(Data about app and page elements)

================

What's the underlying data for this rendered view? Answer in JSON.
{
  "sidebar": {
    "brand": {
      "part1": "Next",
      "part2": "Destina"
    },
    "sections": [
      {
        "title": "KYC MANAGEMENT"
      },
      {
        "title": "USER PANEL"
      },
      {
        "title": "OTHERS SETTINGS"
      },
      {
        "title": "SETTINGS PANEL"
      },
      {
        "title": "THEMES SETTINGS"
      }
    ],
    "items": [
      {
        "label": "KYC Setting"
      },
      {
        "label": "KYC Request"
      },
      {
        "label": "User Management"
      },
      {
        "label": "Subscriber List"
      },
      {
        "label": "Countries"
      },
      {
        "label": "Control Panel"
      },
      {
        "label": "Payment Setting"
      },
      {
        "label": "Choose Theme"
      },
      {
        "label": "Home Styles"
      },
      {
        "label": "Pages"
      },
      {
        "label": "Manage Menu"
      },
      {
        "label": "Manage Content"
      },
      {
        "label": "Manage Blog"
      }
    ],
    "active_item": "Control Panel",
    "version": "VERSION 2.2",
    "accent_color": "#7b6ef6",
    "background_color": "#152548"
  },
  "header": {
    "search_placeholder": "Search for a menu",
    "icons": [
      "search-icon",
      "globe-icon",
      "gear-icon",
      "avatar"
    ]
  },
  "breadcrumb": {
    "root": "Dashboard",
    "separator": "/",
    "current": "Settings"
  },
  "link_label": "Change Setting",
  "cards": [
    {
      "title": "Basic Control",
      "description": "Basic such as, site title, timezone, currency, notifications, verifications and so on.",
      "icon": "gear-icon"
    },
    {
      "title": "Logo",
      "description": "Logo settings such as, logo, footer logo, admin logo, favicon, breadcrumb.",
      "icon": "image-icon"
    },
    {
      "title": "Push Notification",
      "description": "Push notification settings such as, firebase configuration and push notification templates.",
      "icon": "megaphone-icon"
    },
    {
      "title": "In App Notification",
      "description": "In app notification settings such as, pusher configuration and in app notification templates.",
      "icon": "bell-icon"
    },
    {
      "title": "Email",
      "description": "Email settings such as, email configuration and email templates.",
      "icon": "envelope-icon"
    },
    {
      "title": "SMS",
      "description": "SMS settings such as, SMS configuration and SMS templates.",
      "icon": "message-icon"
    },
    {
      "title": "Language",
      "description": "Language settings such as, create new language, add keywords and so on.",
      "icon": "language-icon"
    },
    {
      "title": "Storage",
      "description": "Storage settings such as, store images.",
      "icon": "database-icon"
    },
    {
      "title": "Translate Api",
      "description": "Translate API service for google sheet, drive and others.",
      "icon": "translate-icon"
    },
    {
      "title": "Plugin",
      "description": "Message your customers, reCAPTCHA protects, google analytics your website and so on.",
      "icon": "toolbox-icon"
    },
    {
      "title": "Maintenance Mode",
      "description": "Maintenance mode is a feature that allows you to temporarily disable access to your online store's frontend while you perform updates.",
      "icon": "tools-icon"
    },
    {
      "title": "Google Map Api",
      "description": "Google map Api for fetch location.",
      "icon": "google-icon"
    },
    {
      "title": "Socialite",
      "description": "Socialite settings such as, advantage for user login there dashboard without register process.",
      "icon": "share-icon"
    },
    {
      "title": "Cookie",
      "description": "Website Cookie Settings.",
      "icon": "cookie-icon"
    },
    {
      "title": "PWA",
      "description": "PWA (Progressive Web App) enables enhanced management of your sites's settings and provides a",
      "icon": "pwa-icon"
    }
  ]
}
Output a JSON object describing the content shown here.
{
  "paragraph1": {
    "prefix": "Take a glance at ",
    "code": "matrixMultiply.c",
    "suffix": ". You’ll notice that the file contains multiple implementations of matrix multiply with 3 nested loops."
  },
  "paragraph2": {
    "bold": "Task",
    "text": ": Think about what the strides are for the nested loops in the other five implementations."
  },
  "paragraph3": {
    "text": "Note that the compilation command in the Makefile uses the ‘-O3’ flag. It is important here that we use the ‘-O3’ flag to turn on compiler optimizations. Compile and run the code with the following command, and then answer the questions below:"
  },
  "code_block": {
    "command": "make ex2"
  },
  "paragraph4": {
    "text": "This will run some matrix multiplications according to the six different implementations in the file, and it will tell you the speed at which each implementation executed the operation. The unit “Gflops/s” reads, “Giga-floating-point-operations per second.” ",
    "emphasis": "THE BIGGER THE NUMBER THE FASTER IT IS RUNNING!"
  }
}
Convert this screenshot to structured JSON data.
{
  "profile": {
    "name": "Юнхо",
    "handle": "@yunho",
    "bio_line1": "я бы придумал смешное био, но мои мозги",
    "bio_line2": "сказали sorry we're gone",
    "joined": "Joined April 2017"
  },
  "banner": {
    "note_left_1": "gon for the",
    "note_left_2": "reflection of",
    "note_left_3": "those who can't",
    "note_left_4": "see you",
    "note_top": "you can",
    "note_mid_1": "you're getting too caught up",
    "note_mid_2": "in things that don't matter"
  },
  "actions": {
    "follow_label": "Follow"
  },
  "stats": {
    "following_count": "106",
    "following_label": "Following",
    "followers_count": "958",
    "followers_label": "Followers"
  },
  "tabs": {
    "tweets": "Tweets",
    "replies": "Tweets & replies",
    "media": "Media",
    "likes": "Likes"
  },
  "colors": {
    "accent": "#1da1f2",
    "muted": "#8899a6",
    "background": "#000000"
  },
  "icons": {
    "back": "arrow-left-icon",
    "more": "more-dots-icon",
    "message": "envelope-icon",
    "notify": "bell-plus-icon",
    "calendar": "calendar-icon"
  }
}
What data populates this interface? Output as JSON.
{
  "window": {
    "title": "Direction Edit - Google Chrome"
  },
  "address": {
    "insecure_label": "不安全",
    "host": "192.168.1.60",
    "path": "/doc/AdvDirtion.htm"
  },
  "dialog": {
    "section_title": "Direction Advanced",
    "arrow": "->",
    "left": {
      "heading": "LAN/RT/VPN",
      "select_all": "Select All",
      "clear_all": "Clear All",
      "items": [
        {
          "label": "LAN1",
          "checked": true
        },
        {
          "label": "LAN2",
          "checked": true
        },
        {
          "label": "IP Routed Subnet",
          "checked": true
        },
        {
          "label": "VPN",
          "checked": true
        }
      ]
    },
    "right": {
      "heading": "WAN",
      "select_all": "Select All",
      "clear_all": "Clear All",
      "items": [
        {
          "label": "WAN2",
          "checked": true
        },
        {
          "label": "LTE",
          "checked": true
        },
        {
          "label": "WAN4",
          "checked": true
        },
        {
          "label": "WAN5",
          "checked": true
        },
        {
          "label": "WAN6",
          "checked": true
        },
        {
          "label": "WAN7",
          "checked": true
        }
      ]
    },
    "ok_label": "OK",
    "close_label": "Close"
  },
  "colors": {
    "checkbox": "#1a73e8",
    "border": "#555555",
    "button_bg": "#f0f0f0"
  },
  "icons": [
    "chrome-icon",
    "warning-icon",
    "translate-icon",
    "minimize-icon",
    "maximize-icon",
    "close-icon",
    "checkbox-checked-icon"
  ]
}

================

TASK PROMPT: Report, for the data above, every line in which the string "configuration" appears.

OUTPUT OF THE EXERCISE:
      "description": "Push notification settings such as, firebase configuration and push notification templates.",
      "description": "In app notification settings such as, pusher configuration and in app notification templates.",
      "description": "Email settings such as, email configuration and email templates.",
      "description": "SMS settings such as, SMS configuration and SMS templates.",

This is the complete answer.